**TASK INSTRUCTIONS:**
Each entry below should be retyped exactly, with nothing omitted.

**SOURCE INFORMATION:**

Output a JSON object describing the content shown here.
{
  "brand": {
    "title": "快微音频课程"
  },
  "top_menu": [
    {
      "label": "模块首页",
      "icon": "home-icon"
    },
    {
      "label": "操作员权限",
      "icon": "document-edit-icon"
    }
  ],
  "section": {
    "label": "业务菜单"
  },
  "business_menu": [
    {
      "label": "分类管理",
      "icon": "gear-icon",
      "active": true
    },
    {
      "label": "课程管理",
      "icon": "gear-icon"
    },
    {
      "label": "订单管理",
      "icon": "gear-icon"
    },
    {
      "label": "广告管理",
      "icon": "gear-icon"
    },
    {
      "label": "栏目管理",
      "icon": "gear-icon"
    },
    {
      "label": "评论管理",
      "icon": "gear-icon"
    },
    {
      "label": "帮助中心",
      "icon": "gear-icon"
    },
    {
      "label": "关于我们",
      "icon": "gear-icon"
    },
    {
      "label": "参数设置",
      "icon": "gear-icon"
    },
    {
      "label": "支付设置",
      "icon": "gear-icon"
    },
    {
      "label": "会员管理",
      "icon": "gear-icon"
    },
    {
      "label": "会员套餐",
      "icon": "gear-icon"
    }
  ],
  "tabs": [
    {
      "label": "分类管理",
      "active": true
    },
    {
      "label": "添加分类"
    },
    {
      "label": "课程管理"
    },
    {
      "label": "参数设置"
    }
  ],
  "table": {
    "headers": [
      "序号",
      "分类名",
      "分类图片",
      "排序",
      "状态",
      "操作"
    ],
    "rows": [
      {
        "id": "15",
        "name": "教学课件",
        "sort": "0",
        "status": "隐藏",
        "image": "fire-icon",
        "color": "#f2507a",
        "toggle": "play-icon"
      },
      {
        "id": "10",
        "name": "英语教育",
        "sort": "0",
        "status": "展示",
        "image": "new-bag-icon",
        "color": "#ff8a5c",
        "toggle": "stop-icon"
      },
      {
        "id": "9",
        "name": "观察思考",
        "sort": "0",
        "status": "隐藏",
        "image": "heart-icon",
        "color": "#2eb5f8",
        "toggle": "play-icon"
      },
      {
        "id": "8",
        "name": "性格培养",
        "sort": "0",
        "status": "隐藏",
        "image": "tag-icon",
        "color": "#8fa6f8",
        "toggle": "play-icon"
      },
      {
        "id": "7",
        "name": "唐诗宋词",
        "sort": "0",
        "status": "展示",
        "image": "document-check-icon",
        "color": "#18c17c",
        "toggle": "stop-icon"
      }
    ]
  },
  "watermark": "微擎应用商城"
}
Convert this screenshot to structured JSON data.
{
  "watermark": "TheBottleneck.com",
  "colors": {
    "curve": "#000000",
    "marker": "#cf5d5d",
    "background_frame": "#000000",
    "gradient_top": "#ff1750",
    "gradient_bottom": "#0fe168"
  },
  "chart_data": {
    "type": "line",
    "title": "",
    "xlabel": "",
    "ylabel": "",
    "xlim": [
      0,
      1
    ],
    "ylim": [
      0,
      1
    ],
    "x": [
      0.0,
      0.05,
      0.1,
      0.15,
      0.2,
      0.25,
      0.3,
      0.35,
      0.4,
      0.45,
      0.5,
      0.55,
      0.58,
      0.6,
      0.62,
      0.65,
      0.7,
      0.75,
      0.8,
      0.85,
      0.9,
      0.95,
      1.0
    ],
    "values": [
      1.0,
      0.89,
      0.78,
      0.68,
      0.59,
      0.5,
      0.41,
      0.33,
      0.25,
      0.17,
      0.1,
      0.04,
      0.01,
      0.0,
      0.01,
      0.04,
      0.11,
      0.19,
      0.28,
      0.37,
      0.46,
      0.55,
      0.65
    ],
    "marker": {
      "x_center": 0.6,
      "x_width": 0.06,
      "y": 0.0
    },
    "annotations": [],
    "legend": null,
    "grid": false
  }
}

**ANSWER BELOW:**
Output a JSON object describing the content shown here.
{
  "brand": {
    "title": "快微音频课程"
  },
  "top_menu": [
    {
      "label": "模块首页",
      "icon": "home-icon"
    },
    {
      "label": "操作员权限",
      "icon": "document-edit-icon"
    }
  ],
  "section": {
    "label": "业务菜单"
  },
  "business_menu": [
    {
      "label": "分类管理",
      "icon": "gear-icon",
      "active": true
    },
    {
      "label": "课程管理",
      "icon": "gear-icon"
    },
    {
      "label": "订单管理",
      "icon": "gear-icon"
    },
    {
      "label": "广告管理",
      "icon": "gear-icon"
    },
    {
      "label": "栏目管理",
      "icon": "gear-icon"
    },
    {
      "label": "评论管理",
      "icon": "gear-icon"
    },
    {
      "label": "帮助中心",
      "icon": "gear-icon"
    },
    {
      "label": "关于我们",
      "icon": "gear-icon"
    },
    {
      "label": "参数设置",
      "icon": "gear-icon"
    },
    {
      "label": "支付设置",
      "icon": "gear-icon"
    },
    {
      "label": "会员管理",
      "icon": "gear-icon"
    },
    {
      "label": "会员套餐",
      "icon": "gear-icon"
    }
  ],
  "tabs": [
    {
      "label": "分类管理",
      "active": true
    },
    {
      "label": "添加分类"
    },
    {
      "label": "课程管理"
    },
    {
      "label": "参数设置"
    }
  ],
  "table": {
    "headers": [
      "序号",
      "分类名",
      "分类图片",
      "排序",
      "状态",
      "操作"
    ],
    "rows": [
      {
        "id": "15",
        "name": "教学课件",
        "sort": "0",
        "status": "隐藏",
        "image": "fire-icon",
        "color": "#f2507a",
        "toggle": "play-icon"
      },
      {
        "id": "10",
        "name": "英语教育",
        "sort": "0",
        "status": "展示",
        "image": "new-bag-icon",
        "color": "#ff8a5c",
        "toggle": "stop-icon"
      },
      {
        "id": "9",
        "name": "观察思考",
        "sort": "0",
        "status": "隐藏",
        "image": "heart-icon",
        "color": "#2eb5f8",
        "toggle": "play-icon"
      },
      {
        "id": "8",
        "name": "性格培养",
        "sort": "0",
        "status": "隐藏",
        "image": "tag-icon",
        "color": "#8fa6f8",
        "toggle": "play-icon"
      },
      {
        "id": "7",
        "name": "唐诗宋词",
        "sort": "0",
        "status": "展示",
        "image": "document-check-icon",
        "color": "#18c17c",
        "toggle": "stop-icon"
      }
    ]
  },
  "watermark": "微擎应用商城"
}
Convert this screenshot to structured JSON data.
{
  "watermark": "TheBottleneck.com",
  "colors": {
    "curve": "#000000",
    "marker": "#cf5d5d",
    "background_frame": "#000000",
    "gradient_top": "#ff1750",
    "gradient_bottom": "#0fe168"
  },
  "chart_data": {
    "type": "line",
    "title": "",
    "xlabel": "",
    "ylabel": "",
    "xlim": [
      0,
      1
    ],
    "ylim": [
      0,
      1
    ],
    "x": [
      0.0,
      0.05,
      0.1,
      0.15,
      0.2,
      0.25,
      0.3,
      0.35,
      0.4,
      0.45,
      0.5,
      0.55,
      0.58,
      0.6,
      0.62,
      0.65,
      0.7,
      0.75,
      0.8,
      0.85,
      0.9,
      0.95,
      1.0
    ],
    "values": [
      1.0,
      0.89,
      0.78,
      0.68,
      0.59,
      0.5,
      0.41,
      0.33,
      0.25,
      0.17,
      0.1,
      0.04,
      0.01,
      0.0,
      0.01,
      0.04,
      0.11,
      0.19,
      0.28,
      0.37,
      0.46,
      0.55,
      0.65
    ],
    "marker": {
      "x_center": 0.6,
      "x_width": 0.06,
      "y": 0.0
    },
    "annotations": [],
    "legend": null,
    "grid": false
  }
}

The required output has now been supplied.